INPUT START
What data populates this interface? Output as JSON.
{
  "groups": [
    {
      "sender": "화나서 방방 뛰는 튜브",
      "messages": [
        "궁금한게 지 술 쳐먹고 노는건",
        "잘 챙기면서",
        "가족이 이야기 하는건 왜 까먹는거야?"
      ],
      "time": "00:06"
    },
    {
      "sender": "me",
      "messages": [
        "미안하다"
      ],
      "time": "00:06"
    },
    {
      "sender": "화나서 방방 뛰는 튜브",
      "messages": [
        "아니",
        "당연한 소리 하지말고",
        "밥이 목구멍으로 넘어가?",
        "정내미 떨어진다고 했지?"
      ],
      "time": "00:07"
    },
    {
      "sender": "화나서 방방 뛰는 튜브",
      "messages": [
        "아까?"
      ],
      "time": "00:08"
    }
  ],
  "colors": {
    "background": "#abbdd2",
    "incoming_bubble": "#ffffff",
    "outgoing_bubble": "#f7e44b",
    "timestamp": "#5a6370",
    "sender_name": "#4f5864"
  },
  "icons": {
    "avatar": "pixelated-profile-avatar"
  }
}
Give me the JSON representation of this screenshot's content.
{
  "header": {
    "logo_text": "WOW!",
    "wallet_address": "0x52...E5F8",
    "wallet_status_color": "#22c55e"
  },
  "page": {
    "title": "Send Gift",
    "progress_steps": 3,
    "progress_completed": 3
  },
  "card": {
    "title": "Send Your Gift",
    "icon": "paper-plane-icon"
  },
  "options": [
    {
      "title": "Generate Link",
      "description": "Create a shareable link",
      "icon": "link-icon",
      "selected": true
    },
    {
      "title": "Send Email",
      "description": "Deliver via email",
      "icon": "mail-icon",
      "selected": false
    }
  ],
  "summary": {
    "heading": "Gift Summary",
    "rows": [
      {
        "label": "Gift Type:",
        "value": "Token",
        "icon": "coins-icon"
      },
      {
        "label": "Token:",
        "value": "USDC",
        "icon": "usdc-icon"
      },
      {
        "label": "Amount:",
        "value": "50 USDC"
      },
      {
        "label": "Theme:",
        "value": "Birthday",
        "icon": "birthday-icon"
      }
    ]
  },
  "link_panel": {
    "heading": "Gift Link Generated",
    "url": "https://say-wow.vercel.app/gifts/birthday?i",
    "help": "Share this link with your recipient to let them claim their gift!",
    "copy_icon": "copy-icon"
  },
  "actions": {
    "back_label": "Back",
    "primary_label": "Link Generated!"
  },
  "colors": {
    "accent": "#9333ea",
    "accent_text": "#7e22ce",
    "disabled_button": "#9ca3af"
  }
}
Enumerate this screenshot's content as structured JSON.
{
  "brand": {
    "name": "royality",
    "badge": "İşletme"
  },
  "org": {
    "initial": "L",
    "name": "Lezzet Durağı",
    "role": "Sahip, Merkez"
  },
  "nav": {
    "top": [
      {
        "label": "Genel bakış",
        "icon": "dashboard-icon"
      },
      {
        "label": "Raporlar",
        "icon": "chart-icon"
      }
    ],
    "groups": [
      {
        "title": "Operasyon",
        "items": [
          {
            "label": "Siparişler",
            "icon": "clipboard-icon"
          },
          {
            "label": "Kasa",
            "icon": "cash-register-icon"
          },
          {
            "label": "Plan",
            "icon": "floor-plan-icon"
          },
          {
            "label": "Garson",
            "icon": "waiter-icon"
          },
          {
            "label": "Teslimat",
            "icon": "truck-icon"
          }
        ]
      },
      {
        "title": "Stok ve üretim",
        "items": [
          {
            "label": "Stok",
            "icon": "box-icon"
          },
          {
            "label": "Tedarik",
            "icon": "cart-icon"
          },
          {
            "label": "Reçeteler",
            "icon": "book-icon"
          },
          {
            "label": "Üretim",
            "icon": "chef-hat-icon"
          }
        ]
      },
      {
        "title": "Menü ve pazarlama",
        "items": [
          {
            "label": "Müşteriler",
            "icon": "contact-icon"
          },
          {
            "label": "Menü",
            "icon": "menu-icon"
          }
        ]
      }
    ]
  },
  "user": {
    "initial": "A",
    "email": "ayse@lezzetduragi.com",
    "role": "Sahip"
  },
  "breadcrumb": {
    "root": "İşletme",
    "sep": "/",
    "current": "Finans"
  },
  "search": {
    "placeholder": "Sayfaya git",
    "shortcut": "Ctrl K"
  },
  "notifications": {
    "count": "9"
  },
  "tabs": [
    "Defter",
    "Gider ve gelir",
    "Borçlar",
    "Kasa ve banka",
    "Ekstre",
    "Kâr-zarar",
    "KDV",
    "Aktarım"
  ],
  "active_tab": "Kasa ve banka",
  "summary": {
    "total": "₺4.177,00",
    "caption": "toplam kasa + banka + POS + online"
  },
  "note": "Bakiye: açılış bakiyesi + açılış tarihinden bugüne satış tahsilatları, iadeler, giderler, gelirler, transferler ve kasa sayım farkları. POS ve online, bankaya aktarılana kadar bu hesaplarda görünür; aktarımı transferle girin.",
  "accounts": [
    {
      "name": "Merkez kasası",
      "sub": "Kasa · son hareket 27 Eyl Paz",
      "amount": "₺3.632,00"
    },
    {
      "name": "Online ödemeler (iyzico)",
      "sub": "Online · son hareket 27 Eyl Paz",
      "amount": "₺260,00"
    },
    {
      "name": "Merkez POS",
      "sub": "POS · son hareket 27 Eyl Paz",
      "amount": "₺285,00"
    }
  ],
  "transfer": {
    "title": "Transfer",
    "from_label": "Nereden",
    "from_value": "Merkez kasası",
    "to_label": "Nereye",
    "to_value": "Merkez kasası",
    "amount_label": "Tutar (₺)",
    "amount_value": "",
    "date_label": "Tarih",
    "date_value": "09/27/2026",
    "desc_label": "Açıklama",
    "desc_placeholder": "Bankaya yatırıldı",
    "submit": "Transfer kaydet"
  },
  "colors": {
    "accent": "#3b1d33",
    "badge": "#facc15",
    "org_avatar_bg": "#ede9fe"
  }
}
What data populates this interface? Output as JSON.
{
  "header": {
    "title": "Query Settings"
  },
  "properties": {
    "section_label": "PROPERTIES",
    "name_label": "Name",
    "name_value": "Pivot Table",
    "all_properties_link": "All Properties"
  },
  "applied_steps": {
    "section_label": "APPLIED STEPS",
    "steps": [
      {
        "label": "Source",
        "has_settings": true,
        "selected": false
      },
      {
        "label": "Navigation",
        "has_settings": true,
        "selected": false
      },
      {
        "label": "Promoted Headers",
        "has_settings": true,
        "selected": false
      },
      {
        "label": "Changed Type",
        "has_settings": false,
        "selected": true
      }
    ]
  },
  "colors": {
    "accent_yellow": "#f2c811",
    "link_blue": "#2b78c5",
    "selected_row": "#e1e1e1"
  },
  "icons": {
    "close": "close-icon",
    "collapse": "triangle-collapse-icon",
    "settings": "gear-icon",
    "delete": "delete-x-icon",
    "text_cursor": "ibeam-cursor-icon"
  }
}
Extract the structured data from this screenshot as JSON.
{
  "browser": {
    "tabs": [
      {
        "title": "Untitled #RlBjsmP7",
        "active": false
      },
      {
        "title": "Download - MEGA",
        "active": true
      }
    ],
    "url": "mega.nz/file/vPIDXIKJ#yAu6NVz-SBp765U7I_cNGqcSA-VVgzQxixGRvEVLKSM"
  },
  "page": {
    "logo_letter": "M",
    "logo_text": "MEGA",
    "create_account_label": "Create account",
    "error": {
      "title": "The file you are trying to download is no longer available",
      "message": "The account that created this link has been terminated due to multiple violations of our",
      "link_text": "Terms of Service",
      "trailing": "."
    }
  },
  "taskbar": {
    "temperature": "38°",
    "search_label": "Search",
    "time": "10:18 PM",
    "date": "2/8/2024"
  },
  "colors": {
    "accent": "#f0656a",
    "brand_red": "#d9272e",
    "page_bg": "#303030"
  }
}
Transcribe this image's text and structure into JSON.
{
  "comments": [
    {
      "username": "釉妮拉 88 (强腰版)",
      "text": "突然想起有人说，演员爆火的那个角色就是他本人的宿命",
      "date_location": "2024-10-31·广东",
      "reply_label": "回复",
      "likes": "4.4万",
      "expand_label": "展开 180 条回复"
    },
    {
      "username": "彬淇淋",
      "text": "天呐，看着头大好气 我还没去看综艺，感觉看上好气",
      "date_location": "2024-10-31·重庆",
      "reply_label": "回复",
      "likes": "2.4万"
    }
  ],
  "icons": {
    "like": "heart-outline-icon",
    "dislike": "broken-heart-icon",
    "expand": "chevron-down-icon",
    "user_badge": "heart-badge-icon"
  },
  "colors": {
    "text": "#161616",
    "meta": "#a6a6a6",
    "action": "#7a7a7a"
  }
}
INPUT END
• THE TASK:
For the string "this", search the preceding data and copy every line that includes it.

• ANSWER BOX:
What data populates this interface? Output as JSON.
Give me the JSON representation of this screenshot's content.
    "help": "Share this link with your recipient to let them claim their gift!",
Enumerate this screenshot's content as structured JSON.
What data populates this interface? Output as JSON.
Extract the structured data from this screenshot as JSON.
      "message": "The account that created this link has been terminated due to multiple violations of our",
Transcribe this image's text and structure into JSON.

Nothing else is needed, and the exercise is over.